There is considerable evidence that both falling in love and long term attachment are associated with the levels of various chemicals in the brain. Suppose we learn enough about the process to be able to control it artificially. What might the results be and should we approve?
A couple fall in love and get married. To properly regulate their emotions thereafter, they get a prescription for a few months of "being in love" drugs and use them to enjoy their honeymoon and the beginning of their marriage. Being in love is too intense an emotion for the long term, so they then switch to the "long term attachment" prescription. Later, as their schedules permit, they temporarily switch back in order to experience a second, third, fourth honeymoon...
The new drugs provide a new option—choice of mate not by either our parents or our hormones but by our reason.
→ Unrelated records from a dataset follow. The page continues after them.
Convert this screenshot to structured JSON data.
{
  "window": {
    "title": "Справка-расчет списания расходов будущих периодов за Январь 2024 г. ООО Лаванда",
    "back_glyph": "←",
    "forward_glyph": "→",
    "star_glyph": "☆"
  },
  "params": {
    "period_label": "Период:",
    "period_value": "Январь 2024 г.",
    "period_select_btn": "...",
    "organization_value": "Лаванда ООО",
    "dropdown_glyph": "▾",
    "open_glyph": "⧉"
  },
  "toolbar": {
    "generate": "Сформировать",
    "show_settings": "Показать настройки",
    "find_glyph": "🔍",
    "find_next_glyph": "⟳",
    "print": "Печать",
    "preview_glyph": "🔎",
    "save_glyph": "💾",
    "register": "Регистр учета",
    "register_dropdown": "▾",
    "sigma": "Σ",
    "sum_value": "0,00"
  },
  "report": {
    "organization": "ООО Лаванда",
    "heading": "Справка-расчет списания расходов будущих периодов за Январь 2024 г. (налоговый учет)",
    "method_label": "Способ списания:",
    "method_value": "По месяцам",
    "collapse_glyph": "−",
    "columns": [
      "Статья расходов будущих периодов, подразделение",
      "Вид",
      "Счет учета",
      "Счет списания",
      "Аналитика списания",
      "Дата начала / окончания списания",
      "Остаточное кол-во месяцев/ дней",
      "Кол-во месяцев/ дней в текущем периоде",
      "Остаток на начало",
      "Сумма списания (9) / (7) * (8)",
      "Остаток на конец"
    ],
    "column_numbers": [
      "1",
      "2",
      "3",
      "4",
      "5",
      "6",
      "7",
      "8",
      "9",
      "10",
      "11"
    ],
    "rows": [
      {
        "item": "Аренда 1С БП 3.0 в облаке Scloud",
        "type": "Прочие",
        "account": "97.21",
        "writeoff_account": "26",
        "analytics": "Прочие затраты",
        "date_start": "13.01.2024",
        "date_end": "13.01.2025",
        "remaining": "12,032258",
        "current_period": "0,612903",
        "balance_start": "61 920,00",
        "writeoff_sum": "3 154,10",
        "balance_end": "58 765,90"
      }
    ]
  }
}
You employ some suitable search strategy to find a woman who is well suited to be your wife and will think you well suited to be her husband. Once the marriage contract is signed, the final step in the ceremony is for both of you to take your love drugs. You look deep into her eyes ... .
--David Friedman on an implication of advances in psych drugs